if find instances of some higher probability input / output difference pairs occurring
can infer subkey that was used in round
then must iterate process over many rounds (with decreasing probabilities)
Differential Cryptanalysis : Differential Cryptanalysis
Differential Cryptanalysis : Differential Cryptanalysis perform attack by repeatedly encrypting plaintext pairs with known input XOR until obtain desired output XOR
when found
if intermediate rounds match required XOR have a right pair
if not then have a wrong pair, relative ratio is S/N for attack
can then deduce keys values for the rounds
right pairs suggest same key bits
wrong pairs give random values
for large numbers of rounds, probability is so low that more pairs are required than exist with 64-bit inputs
Biham and Shamir have shown how a 13-round iterated characteristic can break the full 16-round DES
Linear Cryptanalysis : Linear Cryptanalysis another recent development
also a statistical method
must be iterated over rounds, with decreasing probabilities
developed by Matsui et al in early 90's
based on finding linear approximations
can attack DES with 243 known plaintexts, easier but still in practise infeasible
Linear Cryptanalysis : Linear Cryptanalysis find linear approximations with prob p != ½
P[i1,i2,...,ia] ? C[j1,j2,...,jb] = K[k1,k2,...,kc]
where ia,jb,kc are bit locations in P,C,K
gives linear equation for key bits
get one key bit using max likelihood alg
using a large number of trial encryptions
effectiveness given by: |p–1/2|
DES Design Criteria : DES Design Criteria as reported by Coppersmith in [COPP94]
7 criteria for S-boxes provide for
non-linearity
resistance to differential cryptanalysis
good confusion
3 criteria for permutation P provide for
increased diffusion

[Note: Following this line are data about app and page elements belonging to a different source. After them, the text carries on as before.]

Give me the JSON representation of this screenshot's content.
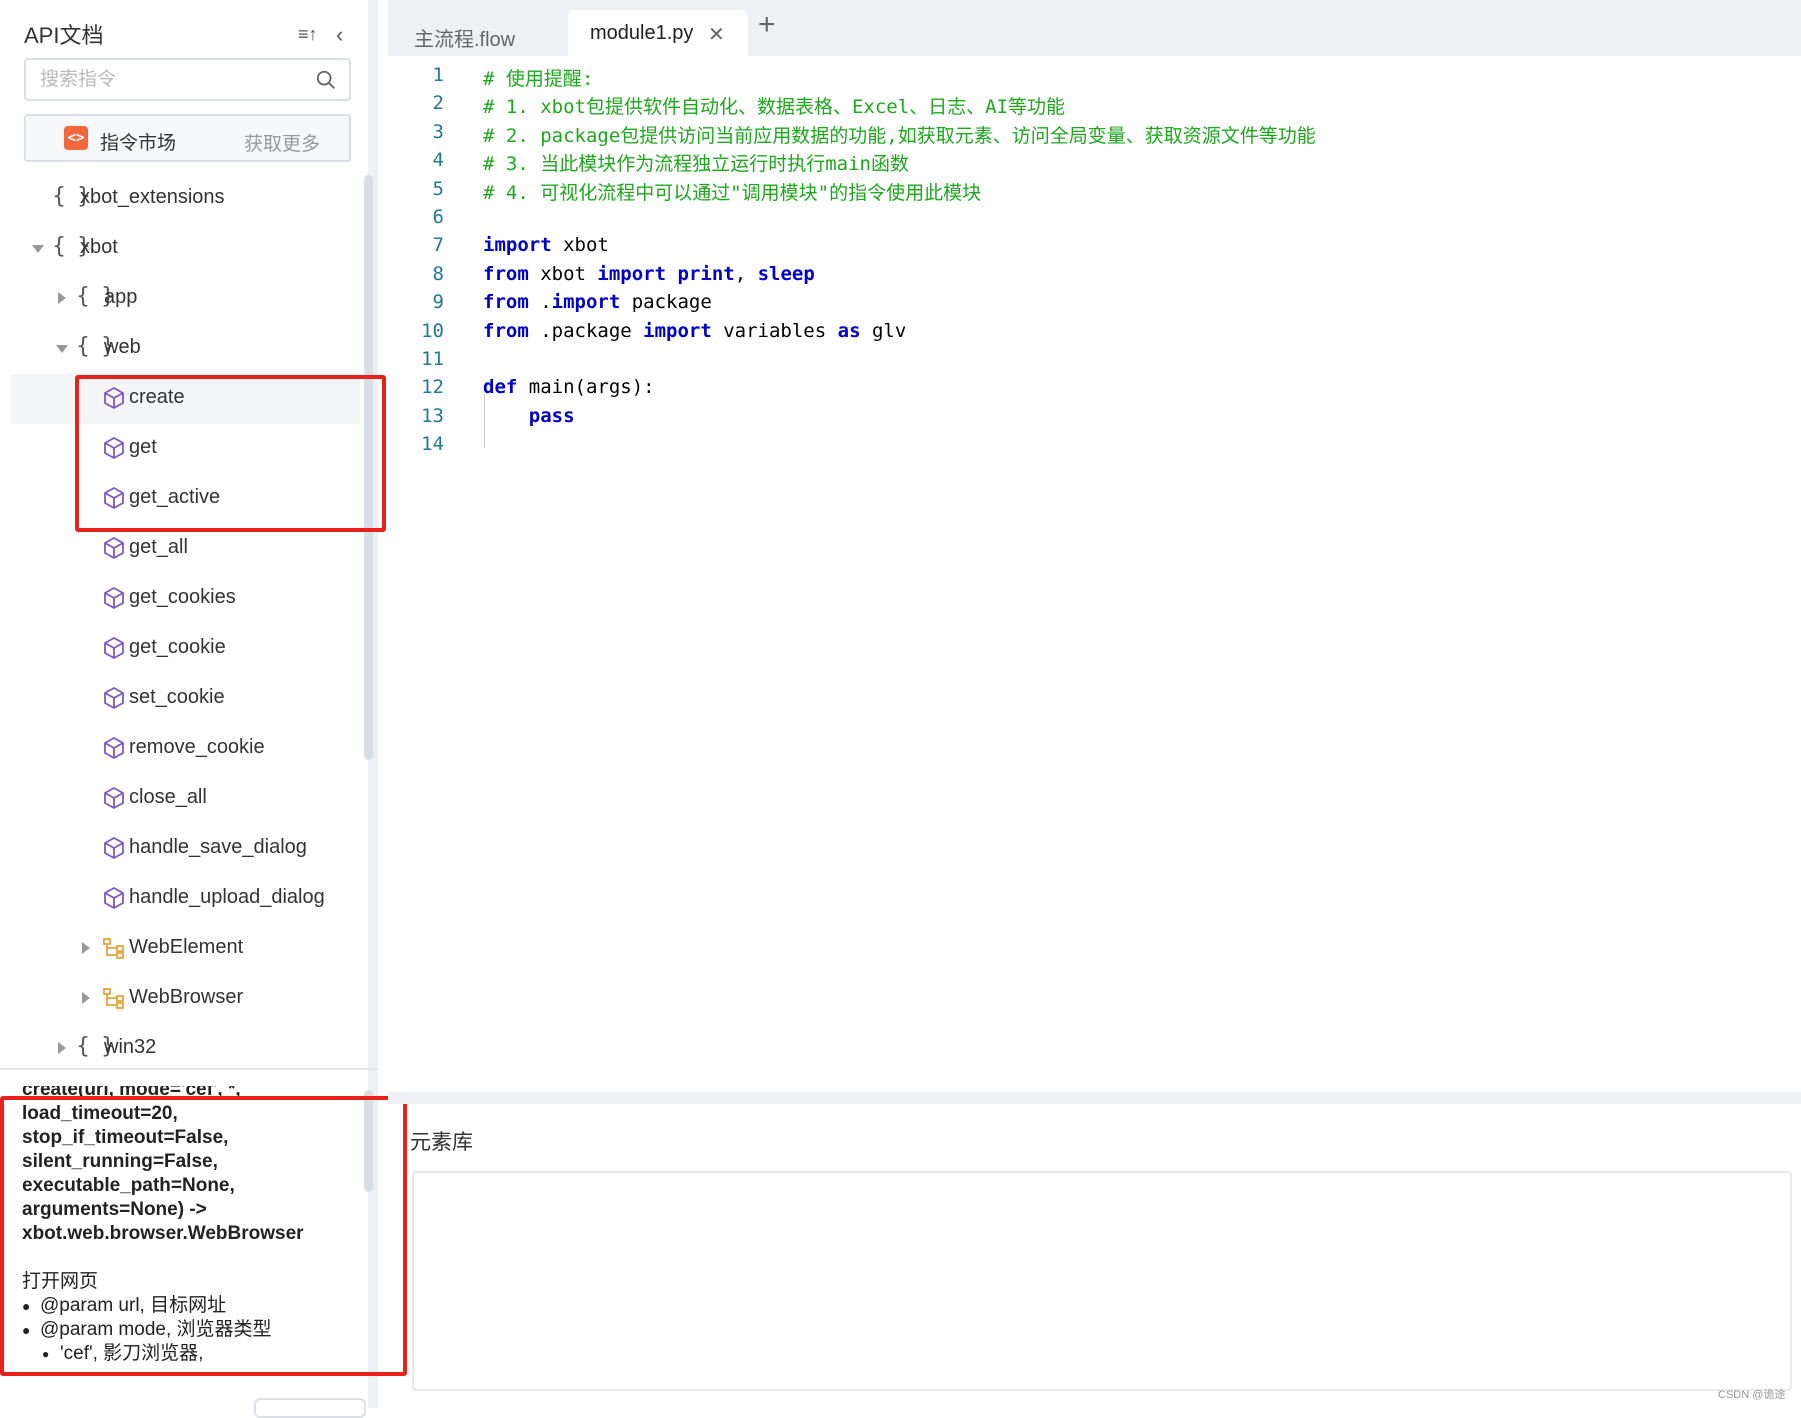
{
  "sidebar": {
    "title": "API文档",
    "sort_icon": "≡↑",
    "collapse_icon": "‹",
    "search_placeholder": "搜索指令",
    "market": {
      "label": "指令市场",
      "more": "获取更多"
    }
  },
  "tree": [
    {
      "label": "xbot_extensions",
      "brace": "{ }",
      "icon": "module-braces"
    },
    {
      "label": "xbot",
      "brace": "{ }",
      "icon": "module-braces",
      "expanded": true
    },
    {
      "label": "app",
      "brace": "{ }",
      "icon": "module-braces",
      "expanded": false
    },
    {
      "label": "web",
      "brace": "{ }",
      "icon": "module-braces",
      "expanded": true
    },
    {
      "label": "create",
      "icon": "cube-icon",
      "selected": true
    },
    {
      "label": "get",
      "icon": "cube-icon"
    },
    {
      "label": "get_active",
      "icon": "cube-icon"
    },
    {
      "label": "get_all",
      "icon": "cube-icon"
    },
    {
      "label": "get_cookies",
      "icon": "cube-icon"
    },
    {
      "label": "get_cookie",
      "icon": "cube-icon"
    },
    {
      "label": "set_cookie",
      "icon": "cube-icon"
    },
    {
      "label": "remove_cookie",
      "icon": "cube-icon"
    },
    {
      "label": "close_all",
      "icon": "cube-icon"
    },
    {
      "label": "handle_save_dialog",
      "icon": "cube-icon"
    },
    {
      "label": "handle_upload_dialog",
      "icon": "cube-icon"
    },
    {
      "label": "WebElement",
      "icon": "class-icon",
      "expanded": false
    },
    {
      "label": "WebBrowser",
      "icon": "class-icon",
      "expanded": false
    },
    {
      "label": "win32",
      "brace": "{ }",
      "icon": "module-braces",
      "expanded": false
    }
  ],
  "doc": {
    "signature": [
      "create(url, mode='cef', *,",
      "load_timeout=20,",
      "stop_if_timeout=False,",
      "silent_running=False,",
      "executable_path=None,",
      "arguments=None) ->",
      "xbot.web.browser.WebBrowser"
    ],
    "description": "打开网页",
    "params": [
      "@param url, 目标网址",
      "@param mode, 浏览器类型"
    ],
    "sub_params": [
      "'cef', 影刀浏览器,"
    ]
  },
  "tabs": [
    {
      "label": "主流程.flow",
      "active": false
    },
    {
      "label": "module1.py",
      "active": true,
      "closable": true
    }
  ],
  "tab_close_icon": "✕",
  "tab_add_icon": "+",
  "code_lines": [
    {
      "n": "1",
      "html": "<span class='cm'># 使用提醒:</span>"
    },
    {
      "n": "2",
      "html": "<span class='cm'># 1. xbot包提供软件自动化、数据表格、Excel、日志、AI等功能</span>"
    },
    {
      "n": "3",
      "html": "<span class='cm'># 2. package包提供访问当前应用数据的功能,如获取元素、访问全局变量、获取资源文件等功能</span>"
    },
    {
      "n": "4",
      "html": "<span class='cm'># 3. 当此模块作为流程独立运行时执行main函数</span>"
    },
    {
      "n": "5",
      "html": "<span class='cm'># 4. 可视化流程中可以通过\"调用模块\"的指令使用此模块</span>"
    },
    {
      "n": "6",
      "html": ""
    },
    {
      "n": "7",
      "html": "<span class='kw'>import</span> xbot"
    },
    {
      "n": "8",
      "html": "<span class='kw'>from</span> xbot <span class='kw'>import</span> <span class='kw'>print</span>, <span class='kw'>sleep</span>"
    },
    {
      "n": "9",
      "html": "<span class='kw'>from</span> .<span class='kw'>import</span> package"
    },
    {
      "n": "10",
      "html": "<span class='kw'>from</span> .package <span class='kw'>import</span> variables <span class='kw'>as</span> glv"
    },
    {
      "n": "11",
      "html": ""
    },
    {
      "n": "12",
      "html": "<span class='kw'>def</span> main(args):"
    },
    {
      "n": "13",
      "html": "    <span class='kw'>pass</span>"
    },
    {
      "n": "14",
      "html": ""
    }
  ],
  "bottom_panel": {
    "title": "元素库"
  },
  "watermark": "CSDN @诡途",
  "colors": {
    "highlight_red": "#e8211a",
    "comment_green": "#1ea81e",
    "keyword_blue": "#0000cc",
    "line_number": "#237893",
    "cube_purple": "#7e57c2",
    "class_orange": "#e8a33a"
  }
}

Block Cipher Design : Block Cipher Design basic principles still like Feistel’s in 1970’s
number of rounds
more is better, exhaustive search best attack
function f:
provides “confusion”, is nonlinear, avalanche
have issues of how S-boxes are selected
key schedule
complex subkey creation, key avalanche
Summary : Summary have considered:
block vs stream ciphers
Feistel cipher design & structure
DES
details
strength
Differential & Linear Cryptanalysis
block cipher design principles